The U.S. President Donald Trump announced earlier he would impose $60 billion tariffs on imports from China, and proposed adding 25 percent additional tariffs on certain Chinese products.
"Moody's Investors Service expects the measures announced so far by the U.S. administration to have a limited effect on China's economy," the rating agency said in a statement.
However, "the negative impact on both Chinese economic growth and specific industries would be greater if the U.S. significantly expands tariffs and other significant and broad-ranging protectionist measures," Moody's said.
The agency listed some of the important Chinese exports to the American market such as cork and wood products, furniture, office machines, household appliances, electrical equipment, road vehicles, telecommunications equipment, electrical machinery, apparel and footwear, animal oils and fats.
"The U.S. receives between 15 percent and 35 percent of China's total exports by each of these sectors," Moody's said.
"In addition, telecommunications equipment, office machines, and electrical machinery comprised more than one third of total Chinese exports to the U.S. in 2017," it added.
Moody's warned that if the U.S. adopts a wider protectionist trade policy, this could pave the way to retaliation by other countries.
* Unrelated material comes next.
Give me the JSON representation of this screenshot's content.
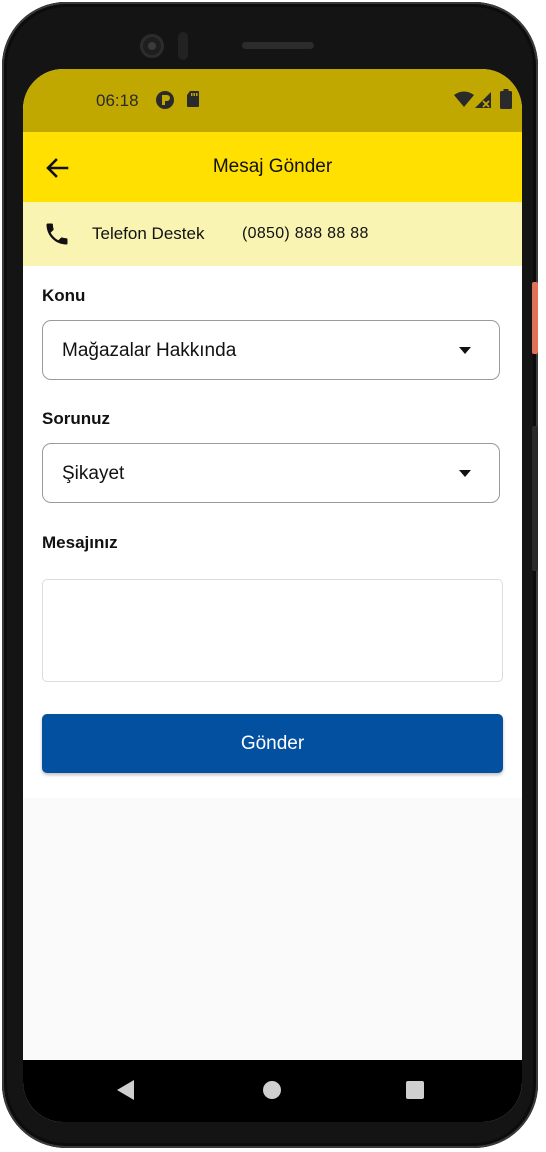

And, that could negatively impact the credit profiles of Asian countries and manufacturers since the region strongly depends on trade-related industries and economies.
"Asia is exposed to unfavorable shifts in U.S. trade policy because of its volume of direct exports to the U.S., and also because of intermediate trade activity through supply chains, most notably through Greater China," Moody's said.
"Moreover, policy actions by the U.S. targeted at countries with which it has large bilateral trade deficits could negatively impact several other economies in the region, including Japan and Korea, as well as China," it added.